*Task brief*.
Return the entries below word for word; no images should appear in the copy.

*Task inputs*.

--- START ---

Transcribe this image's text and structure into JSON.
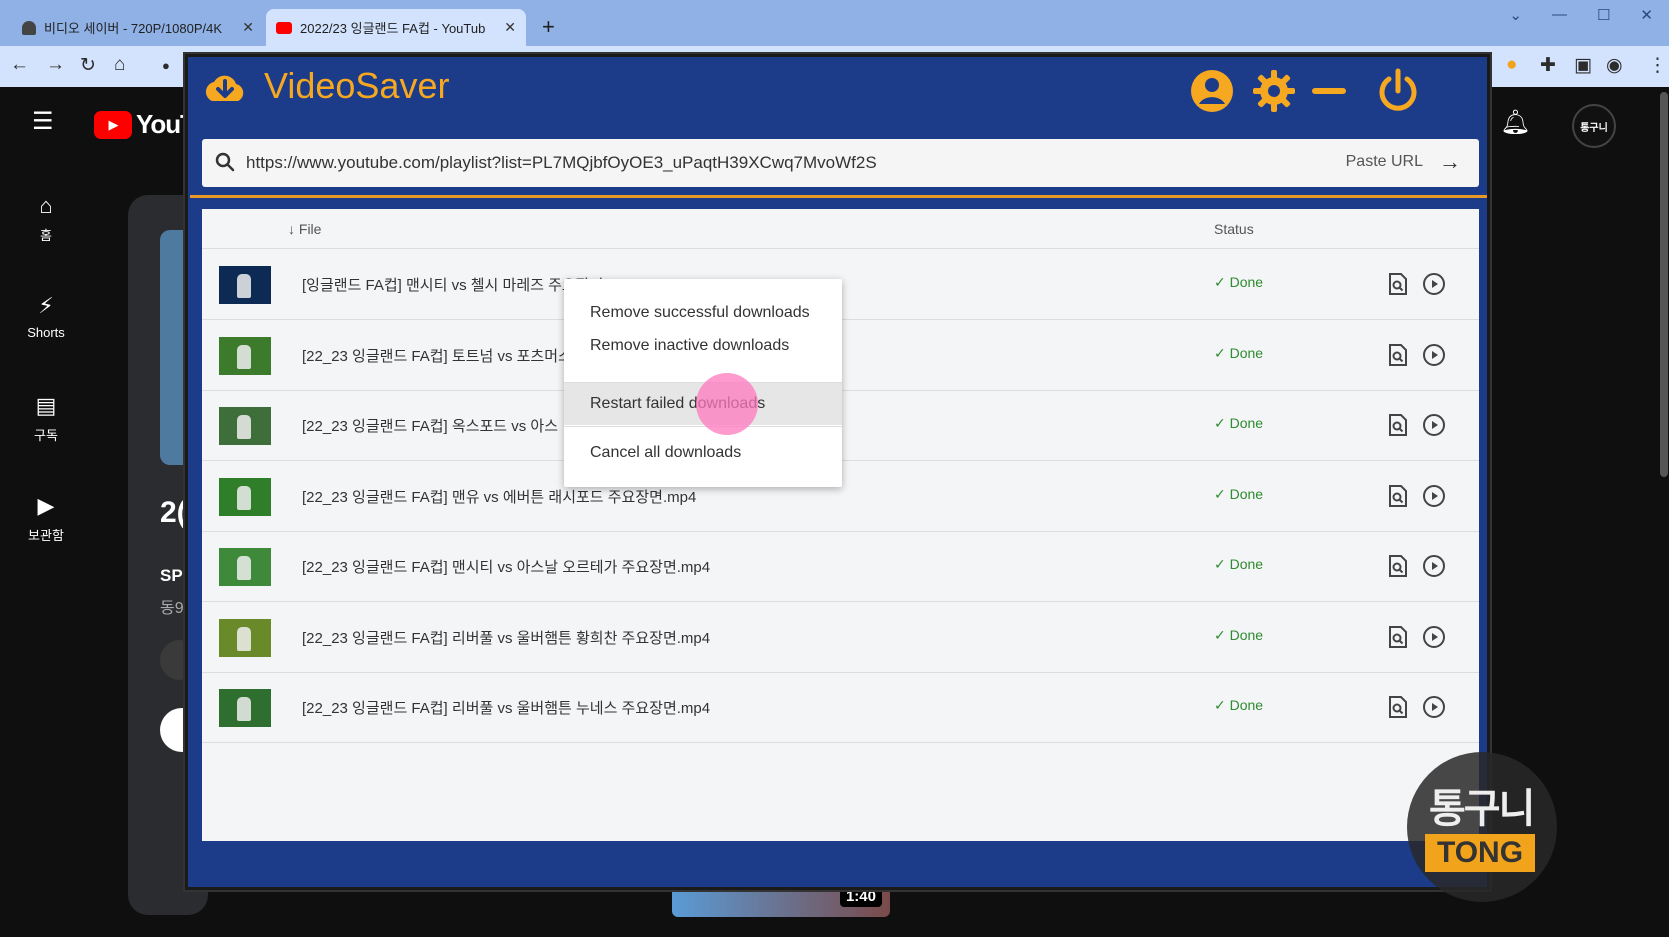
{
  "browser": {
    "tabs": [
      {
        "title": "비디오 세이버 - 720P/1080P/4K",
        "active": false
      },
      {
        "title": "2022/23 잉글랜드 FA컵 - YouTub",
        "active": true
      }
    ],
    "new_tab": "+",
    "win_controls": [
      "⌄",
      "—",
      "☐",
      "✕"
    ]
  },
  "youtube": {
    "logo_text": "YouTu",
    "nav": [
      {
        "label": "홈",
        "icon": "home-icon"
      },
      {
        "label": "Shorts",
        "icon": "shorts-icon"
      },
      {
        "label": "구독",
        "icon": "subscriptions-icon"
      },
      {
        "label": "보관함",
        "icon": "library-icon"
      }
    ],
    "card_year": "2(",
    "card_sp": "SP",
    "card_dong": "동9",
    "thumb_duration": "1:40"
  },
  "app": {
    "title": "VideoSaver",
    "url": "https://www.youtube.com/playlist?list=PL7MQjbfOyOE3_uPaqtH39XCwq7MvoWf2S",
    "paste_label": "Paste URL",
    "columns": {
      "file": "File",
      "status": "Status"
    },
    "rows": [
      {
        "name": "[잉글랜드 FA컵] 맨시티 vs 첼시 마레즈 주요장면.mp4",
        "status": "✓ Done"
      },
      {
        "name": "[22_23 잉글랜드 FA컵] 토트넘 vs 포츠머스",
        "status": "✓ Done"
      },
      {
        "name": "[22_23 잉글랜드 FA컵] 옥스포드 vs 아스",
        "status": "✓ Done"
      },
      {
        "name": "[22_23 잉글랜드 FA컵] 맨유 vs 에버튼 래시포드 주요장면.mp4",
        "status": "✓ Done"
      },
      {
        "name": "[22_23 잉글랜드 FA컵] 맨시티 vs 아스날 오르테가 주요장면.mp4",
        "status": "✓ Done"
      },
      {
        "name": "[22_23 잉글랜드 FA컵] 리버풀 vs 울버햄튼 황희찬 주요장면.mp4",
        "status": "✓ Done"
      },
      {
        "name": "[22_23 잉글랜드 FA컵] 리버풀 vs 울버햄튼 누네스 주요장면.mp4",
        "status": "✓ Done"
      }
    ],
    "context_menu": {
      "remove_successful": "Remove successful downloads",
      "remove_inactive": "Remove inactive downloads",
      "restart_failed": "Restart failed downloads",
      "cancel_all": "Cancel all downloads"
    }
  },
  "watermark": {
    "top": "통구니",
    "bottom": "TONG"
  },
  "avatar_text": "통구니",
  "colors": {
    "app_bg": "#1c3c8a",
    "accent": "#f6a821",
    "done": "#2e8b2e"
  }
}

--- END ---

*Answer box*.
Transcribe this image's text and structure into JSON.
{
  "browser": {
    "tabs": [
      {
        "title": "비디오 세이버 - 720P/1080P/4K",
        "active": false
      },
      {
        "title": "2022/23 잉글랜드 FA컵 - YouTub",
        "active": true
      }
    ],
    "new_tab": "+",
    "win_controls": [
      "⌄",
      "—",
      "☐",
      "✕"
    ]
  },
  "youtube": {
    "logo_text": "YouTu",
    "nav": [
      {
        "label": "홈",
        "icon": "home-icon"
      },
      {
        "label": "Shorts",
        "icon": "shorts-icon"
      },
      {
        "label": "구독",
        "icon": "subscriptions-icon"
      },
      {
        "label": "보관함",
        "icon": "library-icon"
      }
    ],
    "card_year": "2(",
    "card_sp": "SP",
    "card_dong": "동9",
    "thumb_duration": "1:40"
  },
  "app": {
    "title": "VideoSaver",
    "url": "https://www.youtube.com/playlist?list=PL7MQjbfOyOE3_uPaqtH39XCwq7MvoWf2S",
    "paste_label": "Paste URL",
    "columns": {
      "file": "File",
      "status": "Status"
    },
    "rows": [
      {
        "name": "[잉글랜드 FA컵] 맨시티 vs 첼시 마레즈 주요장면.mp4",
        "status": "✓ Done"
      },
      {
        "name": "[22_23 잉글랜드 FA컵] 토트넘 vs 포츠머스",
        "status": "✓ Done"
      },
      {
        "name": "[22_23 잉글랜드 FA컵] 옥스포드 vs 아스",
        "status": "✓ Done"
      },
      {
        "name": "[22_23 잉글랜드 FA컵] 맨유 vs 에버튼 래시포드 주요장면.mp4",
        "status": "✓ Done"
      },
      {
        "name": "[22_23 잉글랜드 FA컵] 맨시티 vs 아스날 오르테가 주요장면.mp4",
        "status": "✓ Done"
      },
      {
        "name": "[22_23 잉글랜드 FA컵] 리버풀 vs 울버햄튼 황희찬 주요장면.mp4",
        "status": "✓ Done"
      },
      {
        "name": "[22_23 잉글랜드 FA컵] 리버풀 vs 울버햄튼 누네스 주요장면.mp4",
        "status": "✓ Done"
      }
    ],
    "context_menu": {
      "remove_successful": "Remove successful downloads",
      "remove_inactive": "Remove inactive downloads",
      "restart_failed": "Restart failed downloads",
      "cancel_all": "Cancel all downloads"
    }
  },
  "watermark": {
    "top": "통구니",
    "bottom": "TONG"
  },
  "avatar_text": "통구니",
  "colors": {
    "app_bg": "#1c3c8a",
    "accent": "#f6a821",
    "done": "#2e8b2e"
  }
}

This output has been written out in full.